Investor surveys reveal attitudes and behaviours that could make even simplified forms limited in their effectiveness
It’s hard to argue against the importance of making financial disclosures easily understood, particularly for the average investor and especially for senior clients. But acting according to that principle can be challenging, especially when you take human behaviour into account.
That’s something advisors in the U.S. may soon discover for themselves in light of a new rule from the country’s securities regulator.
“A new Securities and Exchange Commission rule requires brokers and financial advisers to describe their services, fees and conflicts of interest in ‘plain English’ and a maximum of four pages,” said Wall Street Journal columnist Jason Zweig.
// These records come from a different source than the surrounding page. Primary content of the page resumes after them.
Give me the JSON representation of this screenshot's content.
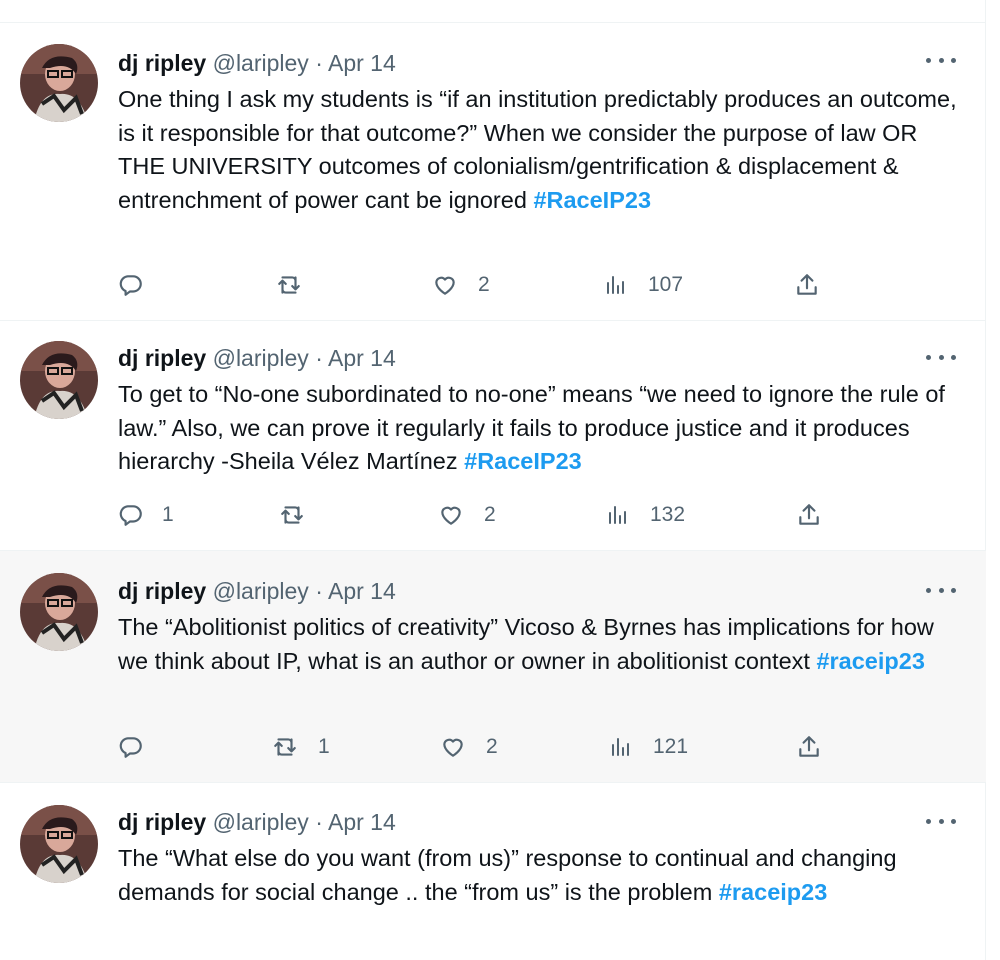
{
  "tweets": [
    {
      "name": "dj ripley",
      "handle": "@laripley",
      "dot": "·",
      "date": "Apr 14",
      "text": "One thing I ask my students is “if an institution predictably produces an outcome, is it responsible for that outcome?” When we consider the purpose of law OR THE UNIVERSITY outcomes of colonialism/gentrification & displacement & entrenchment of power cant be ignored ",
      "hashtag": "#RaceIP23",
      "replies": "",
      "retweets": "",
      "likes": "2",
      "views": "107"
    },
    {
      "name": "dj ripley",
      "handle": "@laripley",
      "dot": "·",
      "date": "Apr 14",
      "text": "To get to “No-one subordinated to no-one” means “we need to ignore the rule of law.” Also, we can prove it regularly it fails to produce justice and it produces hierarchy -Sheila Vélez Martínez ",
      "hashtag": "#RaceIP23",
      "replies": "1",
      "retweets": "",
      "likes": "2",
      "views": "132"
    },
    {
      "name": "dj ripley",
      "handle": "@laripley",
      "dot": "·",
      "date": "Apr 14",
      "text": "The “Abolitionist politics of creativity” Vicoso & Byrnes has implications for how we think about IP, what is an author or owner in abolitionist context ",
      "hashtag": "#raceip23",
      "replies": "",
      "retweets": "1",
      "likes": "2",
      "views": "121"
    },
    {
      "name": "dj ripley",
      "handle": "@laripley",
      "dot": "·",
      "date": "Apr 14",
      "text": "The “What else do you want (from us)” response to continual and changing demands for social change .. the “from us” is the problem ",
      "hashtag": "#raceip23"
    }
  ],
  "icons": {
    "reply": "reply-icon",
    "retweet": "retweet-icon",
    "like": "heart-icon",
    "views": "views-icon",
    "share": "share-icon",
    "more": "more-icon"
  },
  "colors": {
    "hashtag": "#1d9bf0",
    "secondary_text": "#536471",
    "hover_bg": "#f7f7f7"
  }
}
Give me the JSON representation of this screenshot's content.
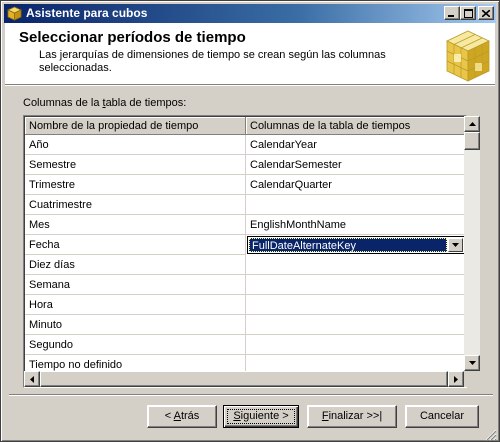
{
  "window": {
    "title": "Asistente para cubos"
  },
  "header": {
    "title": "Seleccionar períodos de tiempo",
    "subtitle": "Las jerarquías de dimensiones de tiempo se crean según las columnas seleccionadas."
  },
  "grid": {
    "caption_pre": "Columnas de la ",
    "caption_ul": "t",
    "caption_post": "abla de tiempos:",
    "headers": [
      "Nombre de la propiedad de tiempo",
      "Columnas de la tabla de tiempos"
    ],
    "rows": [
      {
        "property": "Año",
        "column": "CalendarYear"
      },
      {
        "property": "Semestre",
        "column": "CalendarSemester"
      },
      {
        "property": "Trimestre",
        "column": "CalendarQuarter"
      },
      {
        "property": "Cuatrimestre",
        "column": ""
      },
      {
        "property": "Mes",
        "column": "EnglishMonthName"
      },
      {
        "property": "Fecha",
        "column": "FullDateAlternateKey"
      },
      {
        "property": "Diez días",
        "column": ""
      },
      {
        "property": "Semana",
        "column": ""
      },
      {
        "property": "Hora",
        "column": ""
      },
      {
        "property": "Minuto",
        "column": ""
      },
      {
        "property": "Segundo",
        "column": ""
      },
      {
        "property": "Tiempo no definido",
        "column": ""
      }
    ]
  },
  "buttons": {
    "back_pre": "< ",
    "back_ul": "A",
    "back_post": "trás",
    "next_ul": "S",
    "next_post": "iguiente >",
    "finish_ul": "F",
    "finish_post": "inalizar >>|",
    "cancel": "Cancelar"
  },
  "colors": {
    "title_gradient_start": "#0a246a",
    "title_gradient_end": "#a6caf0",
    "selection": "#0a246a",
    "face": "#d4d0c8"
  }
}
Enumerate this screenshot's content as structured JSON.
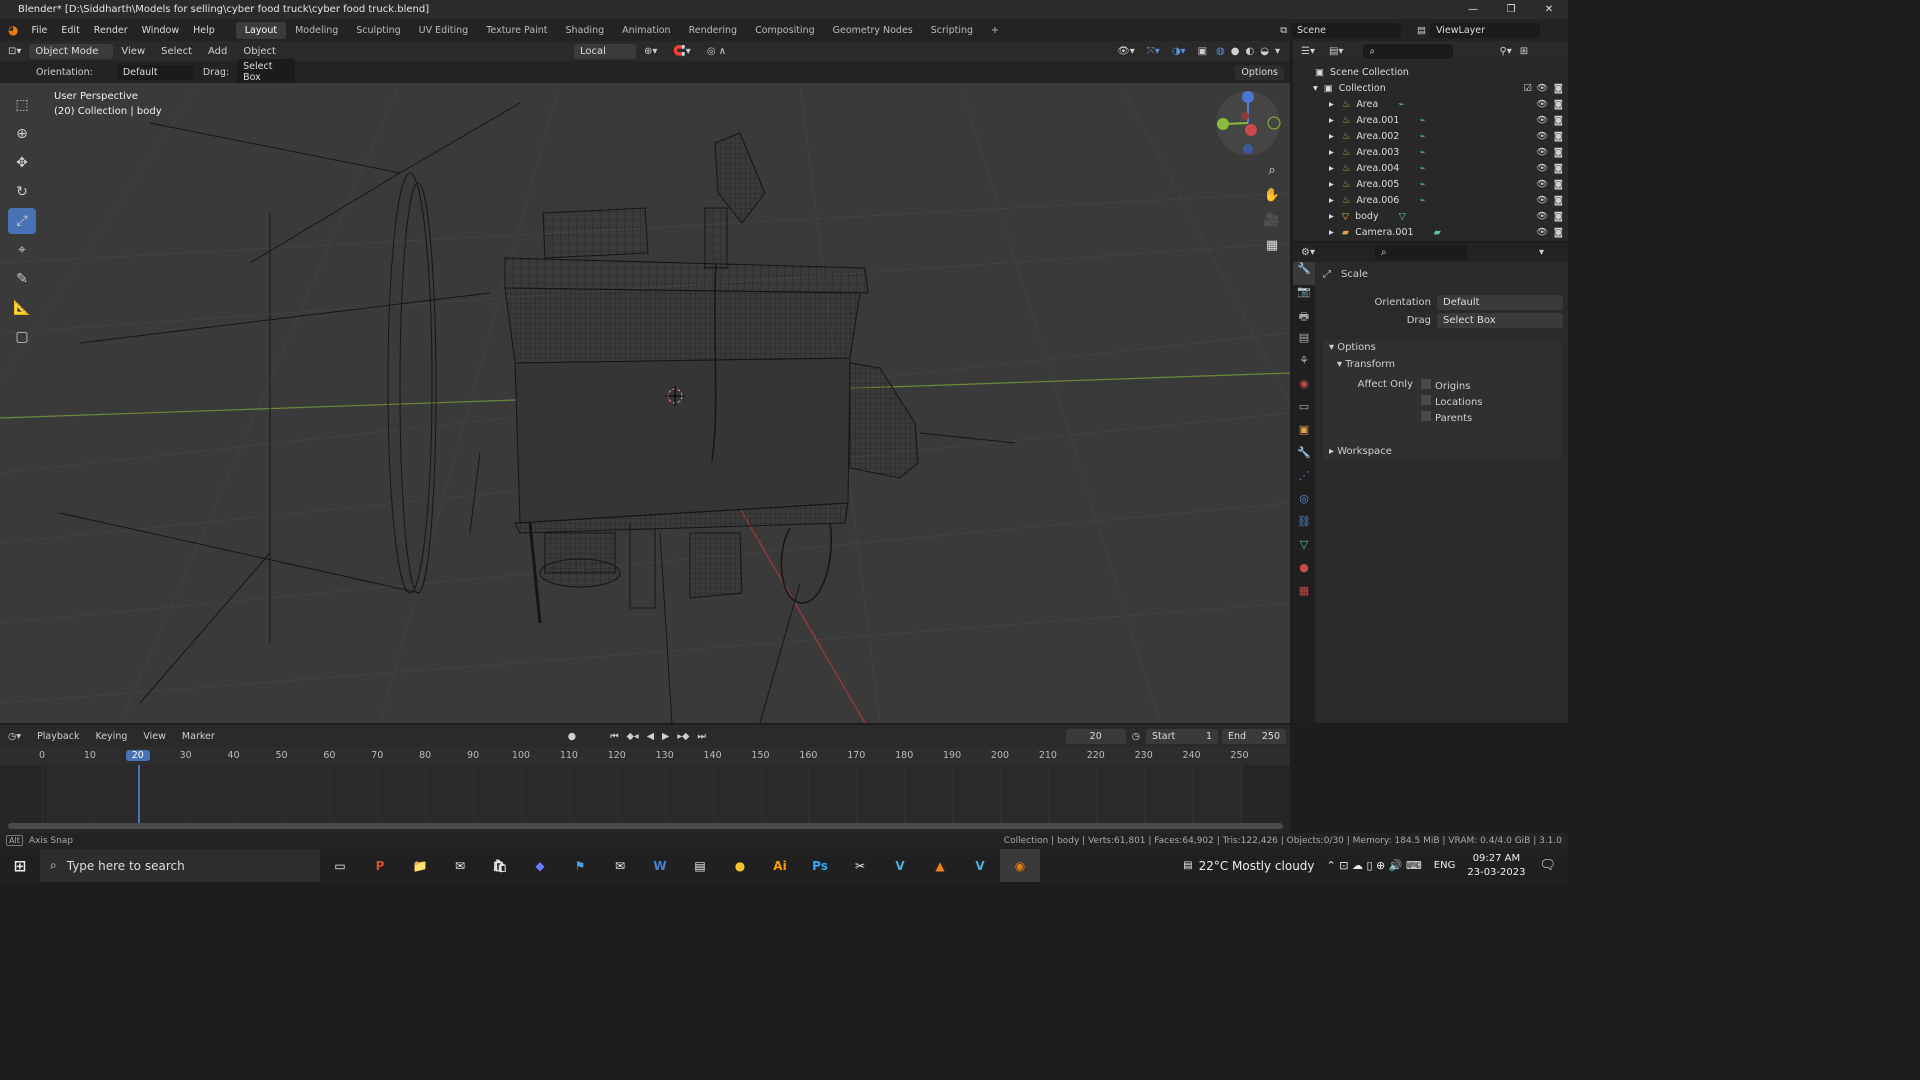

In a recent piece, he explained that the new disclosure called Form CRS makes financial information simpler, but is still not good enough. “Investors don’t just need to learn what to ask, but why the answers matter,” he said.
The importance of information disclosed, particularly with reference to fees and conflicts, may not be fully appreciated by U.S. investors at the moment. Citing an online survey conducted by the Rand Corporation in preparation for the Form CS regime, it found that investors reading a draft version of the disclosure typically spent 46 seconds reading about fees and costs. They tended to spend even less time — 22 seconds — reading about conflicts of interest.
“Most investors aren’t stupid or irrational,” Zweig stressed. “We are, instead, what I like to call ‘blazy’: busy and lazy.”
It’s not a trivial point. Assailed by a practically unending barrage of information, but confined with a limited amount of time and attention, we as people are not inclined to “think any harder than we have to.” That means investors tend to take shortcuts or just skip doing their homework.
Zweig referred to another survey conducted by the Investment Company Institute in 2018, in which 22% of households that own mutual funds said that fees and expenses are “not very important” or “not at all important.” A separate survey for the SEC asked investors about six common types of fees; for any given type, roughly a quarter couldn’t say whether they paid it or not, and over 20% maintained that they paid no fees at all.
“And because most of us regard ourselves as ethical and competent, we often fail to understand how widespread and harmful advisers’ conflicts of interest can be,” he continued, alluding to a tendency among investors to trust that their advisors will put their clients’ interests above their own. That, coupled with the human tendency to default to truth, leads many to discount the importance of watching out for and understanding potential conflicts.
The antidote, Zweig said, is for disclosures to consider people’s psychology. They should begin by explaining the importance of fees and expenses, particularly as the cost of financial advice and investors represent “the single most controllable factor in how much [their] money can grow over time.”
The significance of conflicting interests should also be stressed early, he added, proposing a disclaimer that emphasizes how advisors may have financial incentives to put their own interests first, and that “[n]o adviser can avoid all conflicts of interest or claim to be conflict-free.”